International aid agencies are warning of a humanitarian disaster in war-torn Liberia, as peace talks continue between the government and rebels.
Rebels fighting Mr. Taylor's rule have for now stopped their advance on the capital, and both sides have agreed in principle to a cease-fire. Representatives from both parties met for a second day today (Friday) in Akosombo, Ghana, in hopes of formalizing the agreement.
A key mediator in the talks, Mohamad Ibn Chambas, told VOA the ceasefire accord is likely to be signed Saturday.
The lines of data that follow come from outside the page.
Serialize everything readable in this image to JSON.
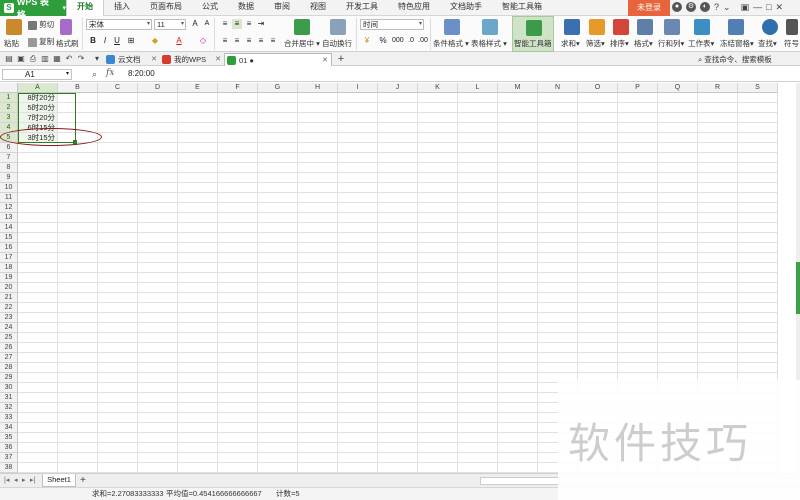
{
  "app": {
    "name": "WPS 表格",
    "menu_tabs": [
      "开始",
      "插入",
      "页面布局",
      "公式",
      "数据",
      "审阅",
      "视图",
      "开发工具",
      "特色应用",
      "文档助手",
      "智能工具箱"
    ],
    "active_tab": "开始",
    "login_label": "未登录"
  },
  "ribbon": {
    "paste": "粘贴",
    "cut": "剪切",
    "copy": "复制",
    "format_painter": "格式刷",
    "font_name": "宋体",
    "font_size": "11",
    "bold": "B",
    "italic": "I",
    "underline": "U",
    "merge_center": "合并居中",
    "wrap_text": "自动换行",
    "number_format": "时间",
    "percent": "%",
    "conditional_format": "条件格式",
    "table_style": "表格样式",
    "smart_toolbox": "智能工具箱",
    "sum": "求和",
    "filter": "筛选",
    "sort": "排序",
    "format": "格式",
    "rows_cols": "行和列",
    "worksheet": "工作表",
    "freeze": "冻结窗格",
    "find": "查找",
    "symbol": "符号"
  },
  "tabs": {
    "cloud_docs": "云文档",
    "my_wps": "我的WPS",
    "current_doc": "01 ●",
    "search_cmd": "查找命令、搜索模板"
  },
  "formula_bar": {
    "cell_ref": "A1",
    "fx": "fx",
    "value": "8:20:00"
  },
  "grid": {
    "columns": [
      "A",
      "B",
      "C",
      "D",
      "E",
      "F",
      "G",
      "H",
      "I",
      "J",
      "K",
      "L",
      "M",
      "N",
      "O",
      "P",
      "Q",
      "R",
      "S"
    ],
    "row_count": 38,
    "selected_column": "A",
    "selected_rows": [
      1,
      2,
      3,
      4,
      5
    ],
    "cells": [
      {
        "row": 1,
        "col": "A",
        "value": "8时20分"
      },
      {
        "row": 2,
        "col": "A",
        "value": "5时20分"
      },
      {
        "row": 3,
        "col": "A",
        "value": "7时20分"
      },
      {
        "row": 4,
        "col": "A",
        "value": "6时15分"
      },
      {
        "row": 5,
        "col": "A",
        "value": "3时15分"
      }
    ]
  },
  "sheets": {
    "names": [
      "Sheet1"
    ],
    "active": "Sheet1"
  },
  "status": {
    "sum": "求和=2.27083333333",
    "average": "平均值=0.454166666666667",
    "count": "计数=5"
  },
  "watermark": "软件技巧",
  "colors": {
    "accent_green": "#2e9e3c",
    "login_orange": "#e8643c",
    "annotation_red": "#8e1a1a"
  }
}
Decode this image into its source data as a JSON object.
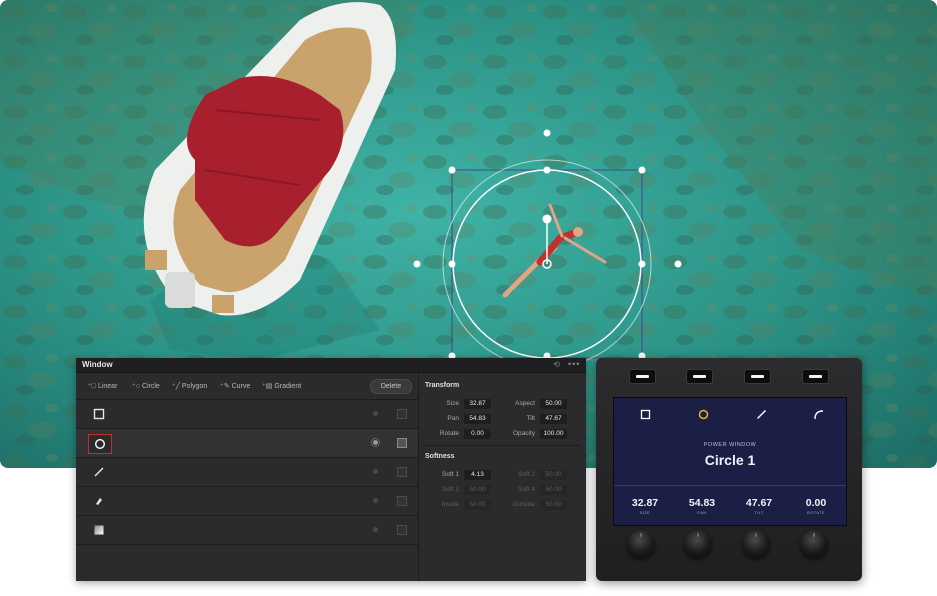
{
  "window_panel": {
    "title": "Window",
    "history_icon": "history-icon",
    "more_icon": "more-icon",
    "tools": [
      {
        "label": "Linear",
        "icon": "linear-icon"
      },
      {
        "label": "Circle",
        "icon": "circle-icon"
      },
      {
        "label": "Polygon",
        "icon": "polygon-icon"
      },
      {
        "label": "Curve",
        "icon": "curve-icon"
      },
      {
        "label": "Gradient",
        "icon": "gradient-icon"
      }
    ],
    "delete_label": "Delete",
    "windows": [
      {
        "shape": "square-window-icon",
        "selected": false
      },
      {
        "shape": "circle-window-icon",
        "selected": true
      },
      {
        "shape": "line-window-icon",
        "selected": false
      },
      {
        "shape": "pen-window-icon",
        "selected": false
      },
      {
        "shape": "gradient-window-icon",
        "selected": false
      }
    ],
    "transform": {
      "heading": "Transform",
      "size_label": "Size",
      "size": "32.87",
      "aspect_label": "Aspect",
      "aspect": "50.00",
      "pan_label": "Pan",
      "pan": "54.83",
      "tilt_label": "Tilt",
      "tilt": "47.67",
      "rotate_label": "Rotate",
      "rotate": "0.00",
      "opacity_label": "Opacity",
      "opacity": "100.00"
    },
    "softness": {
      "heading": "Softness",
      "soft1_label": "Soft 1",
      "soft1": "4.13",
      "soft2_label": "Soft 2",
      "soft2": "50.00",
      "soft3_label": "Soft 3",
      "soft3": "50.00",
      "soft4_label": "Soft 4",
      "soft4": "50.00",
      "inside_label": "Inside",
      "inside": "50.00",
      "outside_label": "Outside",
      "outside": "50.00"
    }
  },
  "hardware_panel": {
    "screen_subtitle": "POWER WINDOW",
    "screen_title": "Circle 1",
    "screen_icons": [
      "square-icon",
      "circle-icon",
      "line-icon",
      "curve-icon"
    ],
    "accent_color": "#e6b422",
    "readouts": [
      {
        "value": "32.87",
        "label": "SIZE"
      },
      {
        "value": "54.83",
        "label": "PAN"
      },
      {
        "value": "47.67",
        "label": "TILT"
      },
      {
        "value": "0.00",
        "label": "ROTATE"
      }
    ]
  },
  "colors": {
    "panel_bg": "#2b2b2d",
    "selection_border": "#c0312f",
    "screen_bg": "#1b1f45",
    "water": "#2f9a8c"
  }
}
A spokeswoman for the World Health Organization told reporters Friday in Geneva that thousands of people are stuck in communal shelters in the Liberian capital, Monrovia, with little food or medical care.
Another U-N agency, The World Food Program, said it is worried Monrovia will be unable to cope with the influx of displaced people who fled fighting on the outskirts of the city earlier this week.
A spokeswoman for the U-N agency said she hopes a lull in the fighting between President Charles Taylor's forces and rebels will allow aid agencies to resume distributing food.
Liberia's health minister said today (Friday) as many as 400 people have died in recent clashes between rebel troops and forces loyal to the president.
Rebels are calling for President Taylor to resign. Mr. Taylor has said he would step down if it will bring peace to the country. But, observers say he is unlikely to honor the promise after the U-N backed Special Court for neighboring Sierra Leone last week issued an indictment against him. The court accuses him of sponsoring rebel groups that committed atrocities during Sierra Leone's 10-year civil war.